CUTTING AND PASTING
Having worked as secretary to the American novelist Paul Gallico for a while in my younger days, I was well-used to this procedure. I took dictation from him in shorthand – sometimes sitting in his library-office, sometimes following him around his mimosa-scented hillside garden, and once, even from alongside his four-poster bed when he was laid low with phlebitis. I would transcribe my shorthand notes later, on a huge Imperial typewriter, and the resulting manuscript would then be heavily edited by him, and re-typed by me!

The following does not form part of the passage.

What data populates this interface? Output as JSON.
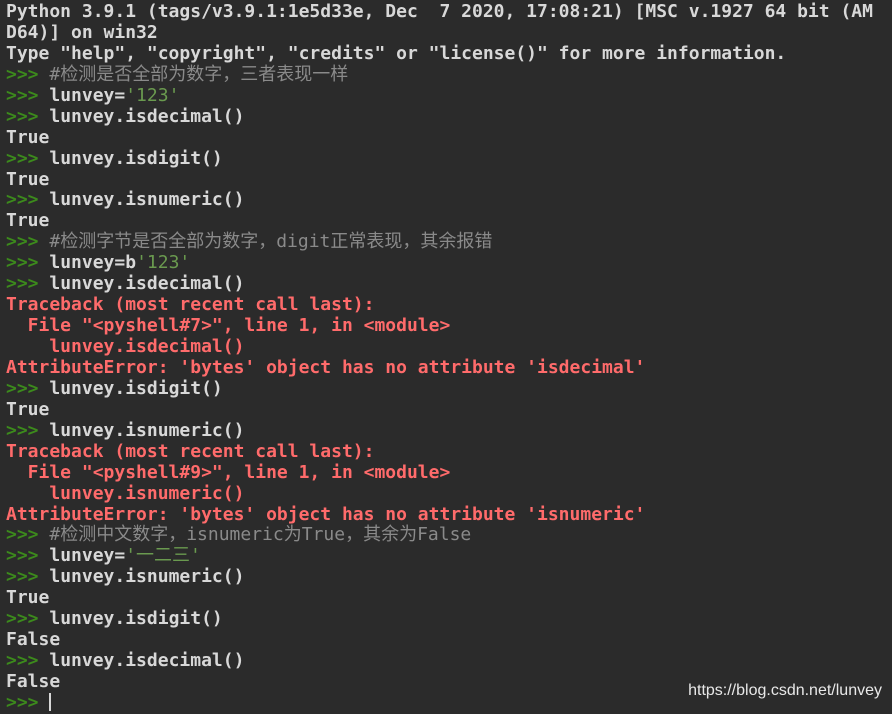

Once the switch was made with my own creative writing, I never looked back. But there was, still, the laborious business of editing. And, of course, the typos! Quite literally, I used to cut and paste, using scissors and glue, to move a bit of narrative – sometimes a whole scene – from one place to another in my manuscript. But unlike the electronic cut and paste facilities of a computer, the text surrounding the moved section and the insert neither contracted nor expanded. Even the addition of a single word might alter the pagination of an entire chapter and need, therefore, to be retyped.
COMPUTERS: THE BENEFITS & SHORTCOMINGS

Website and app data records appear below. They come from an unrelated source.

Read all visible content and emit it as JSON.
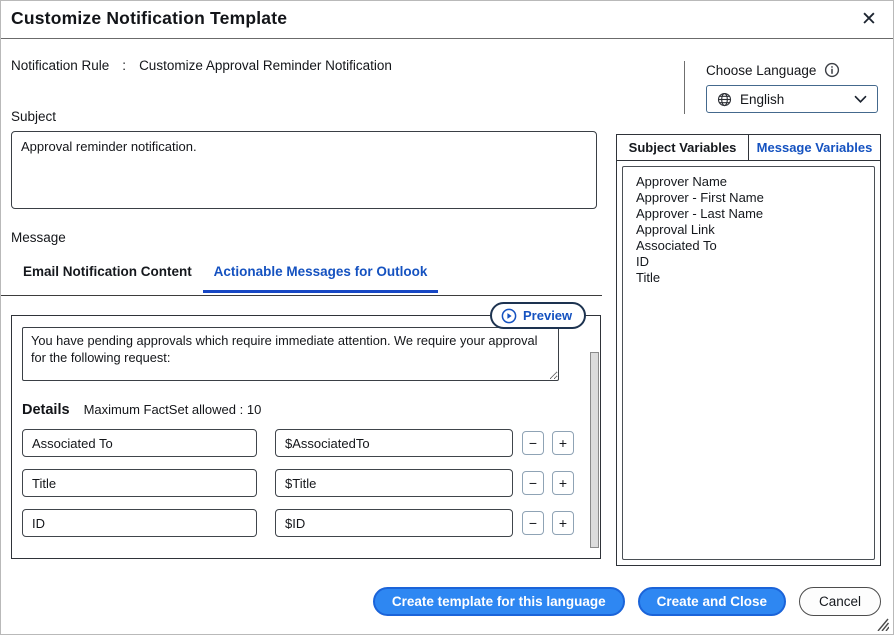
{
  "header": {
    "title": "Customize Notification Template",
    "close_glyph": "✕"
  },
  "rule": {
    "label": "Notification Rule",
    "separator": ":",
    "value": "Customize Approval Reminder Notification"
  },
  "language": {
    "label": "Choose Language",
    "selected": "English"
  },
  "subject": {
    "label": "Subject",
    "value": "Approval reminder notification."
  },
  "message": {
    "label": "Message",
    "tabs": [
      {
        "label": "Email Notification Content",
        "active": false
      },
      {
        "label": "Actionable Messages for Outlook",
        "active": true
      }
    ],
    "preview_label": "Preview",
    "body": "You have pending approvals which require immediate attention. We require your approval for the following request:",
    "details": {
      "label": "Details",
      "hint": "Maximum FactSet allowed : 10",
      "remove_glyph": "−",
      "add_glyph": "+",
      "rows": [
        {
          "label": "Associated To",
          "value": "$AssociatedTo"
        },
        {
          "label": "Title",
          "value": "$Title"
        },
        {
          "label": "ID",
          "value": "$ID"
        }
      ]
    }
  },
  "variables": {
    "tabs": [
      {
        "label": "Subject Variables",
        "active": false
      },
      {
        "label": "Message Variables",
        "active": true
      }
    ],
    "items": [
      "Approver Name",
      "Approver - First Name",
      "Approver - Last Name",
      "Approval Link",
      "Associated To",
      "ID",
      "Title"
    ]
  },
  "footer": {
    "buttons": [
      {
        "label": "Create template for this language",
        "style": "primary"
      },
      {
        "label": "Create and Close",
        "style": "primary"
      },
      {
        "label": "Cancel",
        "style": "secondary"
      }
    ]
  },
  "colors": {
    "accent_blue": "#1552c0",
    "tab_underline": "#1747c4",
    "button_fill": "#2e87f2",
    "button_border": "#1b64d9",
    "dropdown_border": "#44698d"
  }
}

It is said that Dame Beryl Bainbridge still uses an Amstrad. I remember my first foray with word processing. It was shortly after publication of my first book when the switch to typing had been made. I looked into the possibility of buying one of the first computers on the market, which were then priced at about £2,000 – way beyond my pocket. But with the proceeds of my first two books I was able to buy an Amstrad a year or two later and, soon afterwards, my first PC.

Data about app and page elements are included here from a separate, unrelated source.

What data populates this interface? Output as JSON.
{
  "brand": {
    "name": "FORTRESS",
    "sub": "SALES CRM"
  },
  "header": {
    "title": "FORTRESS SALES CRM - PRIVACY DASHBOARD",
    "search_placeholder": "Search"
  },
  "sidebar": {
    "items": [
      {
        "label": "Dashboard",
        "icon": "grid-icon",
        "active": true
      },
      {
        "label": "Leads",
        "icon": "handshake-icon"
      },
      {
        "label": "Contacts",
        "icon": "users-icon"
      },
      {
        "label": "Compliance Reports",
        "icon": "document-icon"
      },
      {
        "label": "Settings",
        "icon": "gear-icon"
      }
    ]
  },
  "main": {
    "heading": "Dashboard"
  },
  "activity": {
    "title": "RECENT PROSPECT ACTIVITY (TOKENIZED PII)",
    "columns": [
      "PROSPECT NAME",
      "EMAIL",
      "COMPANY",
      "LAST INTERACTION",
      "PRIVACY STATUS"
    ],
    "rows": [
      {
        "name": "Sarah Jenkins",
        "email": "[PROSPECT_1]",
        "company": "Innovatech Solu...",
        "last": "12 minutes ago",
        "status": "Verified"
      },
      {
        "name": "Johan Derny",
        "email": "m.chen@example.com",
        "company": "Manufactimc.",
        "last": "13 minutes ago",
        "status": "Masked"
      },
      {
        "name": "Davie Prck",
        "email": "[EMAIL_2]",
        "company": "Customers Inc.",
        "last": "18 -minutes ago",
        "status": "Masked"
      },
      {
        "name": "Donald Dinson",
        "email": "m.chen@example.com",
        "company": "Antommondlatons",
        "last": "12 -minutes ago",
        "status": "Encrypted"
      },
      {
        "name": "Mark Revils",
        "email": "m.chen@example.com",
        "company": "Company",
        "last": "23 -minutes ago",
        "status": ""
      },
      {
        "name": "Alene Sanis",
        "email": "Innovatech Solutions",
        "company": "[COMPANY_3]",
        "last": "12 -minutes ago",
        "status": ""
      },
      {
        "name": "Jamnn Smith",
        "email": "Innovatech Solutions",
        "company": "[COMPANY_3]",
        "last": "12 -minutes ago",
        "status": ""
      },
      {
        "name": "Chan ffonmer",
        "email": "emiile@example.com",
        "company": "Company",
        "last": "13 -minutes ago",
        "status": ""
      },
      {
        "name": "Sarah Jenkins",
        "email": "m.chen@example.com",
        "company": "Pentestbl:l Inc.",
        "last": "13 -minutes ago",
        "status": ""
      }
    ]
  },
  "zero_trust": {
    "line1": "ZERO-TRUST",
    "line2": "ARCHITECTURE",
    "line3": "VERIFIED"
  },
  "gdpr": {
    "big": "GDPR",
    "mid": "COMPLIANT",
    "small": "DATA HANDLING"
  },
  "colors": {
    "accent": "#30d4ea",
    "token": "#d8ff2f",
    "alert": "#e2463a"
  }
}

‘Cut and paste’ now made eminent sense and transformed the editing process. But the downside was that the location for writing was restricted to the length of a cable from a socket. All those semi-somnolent hours in bed now meant having to emerge from under the duvet, switch on lights and power up the computer – by which time the creative urge had dissipated beyond recall.
Speaking of which, there are those who believe that looking at a screen as you write stems the flow of creativity. It’s true that watching words appear on your monitor certainly induces left brain thinking which urges a response from the editorial faculties rather than the creative. The answer, I’m told, is to switch off the screen. I have yet to try it – but if you’ve done so and found that it works, do drop me a line: I’d love to hear from you.
In the meantime, my preferred means and method of writing are on my laptop with my feet up on the sofa in the lounge. Sounds rather like a game of Cluedo, doesn’t it? But I haven’t yet had to take the dagger or the revolver to either myself (when the writing doesn’t go well) nor to my husband when he pops in and out keeping me supplied with coffees and teas. In the end, it doesn't take an Hercule Poirot to make us realise that the only thing that matters is that wherever, whenever and by whatever means, we keep on writing!
If you’d like to receive regular reminders of new posts, click the button on the right, or read What It Means To Subscribe.
Author of a number of books, one a No 4 Bestseller, Mel Menzies is also an experienced Speaker at live events, as well as on Radio and TV. Book her here for your event.
All proceeds from Mel’s latest novel, A Painful Post Mortem, are for charities benefiting children worldwide. Buy a copy here and help raise cash for children like Rachel, who, at 13 is mother to 6 kids orphaned by AIDS, or this project, drug-proofing teenagers in the UK
» Writing & Publishing A Book